CDC guidelines call for small restaurants, for instance, to have four air changes per hour, depending on the size of the space, while the National Comfort Institute calls for 8-10 air flow changes per hour in dining areas.
Here are recommendations to make your space as safe as possible for you, your customers and your employees:
- Be wary of your use of conditioners: Comfort is obviously important, Ristenpart notes, and central air conditioners typically deliver fresh air and/or filters the recirculated air (assuming you have inline filtration). But he cautions against ductless AC air conditioning unless there is an introduction of outdoor air and/or additional HEPA filtering used in conjunction with it.
- Masks are mandatory: Require customers to keep masks on at all times except when they are actively sipping their coffee and eating food. Face shields may block plume transmission but not room transmission, so mask usage is critical. The same is true with plastic partitions, as plumes can simply travel around partitions. Partitions may be useful if deployed in very high interaction locations.
- Increase your ventilation: Find out what the “air changes per hour” is in your space and if you need to improve it. “By far the best ventilation is being outside, as the air changes per hour is essentially infinite,” Ristenpart says. “And open the windows as much as possible. Use window fans or freestanding fans to help direct air from outside.
- If your building has an HVAC unit, get advice from a technician on how best to maximize the amount of outside air being delivered to your space – recirculation is not ventilation, so it won't be effective to turn on a ceiling fan. Ristenpart suggested what he called a crude but clear analogy: “That would be like peeing in a bathtub and saying ‘I’m going to clean it up by stirring it.’”
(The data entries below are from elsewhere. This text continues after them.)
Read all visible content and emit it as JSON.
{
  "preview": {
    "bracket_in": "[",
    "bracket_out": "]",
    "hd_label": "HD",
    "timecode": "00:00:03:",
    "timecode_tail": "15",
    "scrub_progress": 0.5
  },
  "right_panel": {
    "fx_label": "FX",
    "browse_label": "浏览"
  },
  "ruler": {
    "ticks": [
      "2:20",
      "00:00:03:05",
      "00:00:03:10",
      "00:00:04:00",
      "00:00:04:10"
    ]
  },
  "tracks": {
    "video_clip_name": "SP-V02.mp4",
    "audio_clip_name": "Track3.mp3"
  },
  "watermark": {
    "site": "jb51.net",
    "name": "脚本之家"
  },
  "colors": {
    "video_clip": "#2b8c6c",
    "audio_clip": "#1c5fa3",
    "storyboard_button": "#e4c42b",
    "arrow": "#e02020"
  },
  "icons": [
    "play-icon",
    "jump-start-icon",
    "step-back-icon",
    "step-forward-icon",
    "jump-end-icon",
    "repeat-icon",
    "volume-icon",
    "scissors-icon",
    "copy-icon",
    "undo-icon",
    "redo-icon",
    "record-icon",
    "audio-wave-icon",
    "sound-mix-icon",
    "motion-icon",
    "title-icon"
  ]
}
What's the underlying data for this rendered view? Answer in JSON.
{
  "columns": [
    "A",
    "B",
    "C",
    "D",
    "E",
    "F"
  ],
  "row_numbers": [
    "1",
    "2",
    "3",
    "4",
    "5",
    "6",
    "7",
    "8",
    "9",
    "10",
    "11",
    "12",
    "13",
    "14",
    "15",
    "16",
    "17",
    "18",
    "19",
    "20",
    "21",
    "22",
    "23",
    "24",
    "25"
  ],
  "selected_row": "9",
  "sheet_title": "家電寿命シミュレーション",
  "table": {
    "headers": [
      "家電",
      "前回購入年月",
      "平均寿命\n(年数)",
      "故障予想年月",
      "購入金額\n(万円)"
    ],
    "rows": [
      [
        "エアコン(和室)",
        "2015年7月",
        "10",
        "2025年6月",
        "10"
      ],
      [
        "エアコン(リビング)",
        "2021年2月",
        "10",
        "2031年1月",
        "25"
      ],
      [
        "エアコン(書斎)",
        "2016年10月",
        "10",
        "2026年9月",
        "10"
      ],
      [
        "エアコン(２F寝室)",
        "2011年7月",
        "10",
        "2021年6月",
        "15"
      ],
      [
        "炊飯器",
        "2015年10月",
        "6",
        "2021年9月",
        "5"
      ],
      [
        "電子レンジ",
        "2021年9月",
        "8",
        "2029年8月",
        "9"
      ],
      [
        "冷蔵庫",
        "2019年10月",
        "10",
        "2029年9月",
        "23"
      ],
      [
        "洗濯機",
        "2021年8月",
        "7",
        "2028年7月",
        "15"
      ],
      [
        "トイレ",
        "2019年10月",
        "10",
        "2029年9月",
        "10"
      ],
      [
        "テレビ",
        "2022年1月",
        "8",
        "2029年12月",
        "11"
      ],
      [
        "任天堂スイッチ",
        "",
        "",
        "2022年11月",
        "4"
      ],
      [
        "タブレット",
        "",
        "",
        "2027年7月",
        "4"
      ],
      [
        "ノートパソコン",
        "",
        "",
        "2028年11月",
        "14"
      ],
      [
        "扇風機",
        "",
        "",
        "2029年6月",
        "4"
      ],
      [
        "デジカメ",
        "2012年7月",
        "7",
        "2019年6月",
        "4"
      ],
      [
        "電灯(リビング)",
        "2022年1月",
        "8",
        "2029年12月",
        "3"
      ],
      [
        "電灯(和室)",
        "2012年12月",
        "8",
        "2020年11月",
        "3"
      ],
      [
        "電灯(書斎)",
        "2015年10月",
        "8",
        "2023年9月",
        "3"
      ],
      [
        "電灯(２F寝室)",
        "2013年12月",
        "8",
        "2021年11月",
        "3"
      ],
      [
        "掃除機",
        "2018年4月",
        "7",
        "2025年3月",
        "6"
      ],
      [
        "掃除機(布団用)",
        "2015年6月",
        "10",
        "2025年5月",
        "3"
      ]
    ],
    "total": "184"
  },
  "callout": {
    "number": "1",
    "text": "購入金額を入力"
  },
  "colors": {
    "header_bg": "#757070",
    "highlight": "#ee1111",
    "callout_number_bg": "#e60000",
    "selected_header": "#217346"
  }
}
- Get an air purifier: “They are fantastic,” Ristenpart says. When buying a purifier, focus on the MERV rating, or the “minimum efficiency reporting value.” The higher the rating, the more small particles it catches. ASHRAE, the American Society of Heating, Refrigerating and Air-Conditioning Engineers, recommends a MERV rating of at least 13-14.
- Locate as much of your air purification and fresh air inflow efforts in areas where employees and customers cluster most frequently.
- Limit your exposure: Encourage brief and quiet use of your space. Perhaps set time limits on reservations or appointments. Encourage outdoor use after a sales transaction. If your space has music playing, keep the volume down to discourage loud conversations.
- Encourage employees to stay at home if they’re feeling sick and get rid of policies that encourage policies to work despite illness.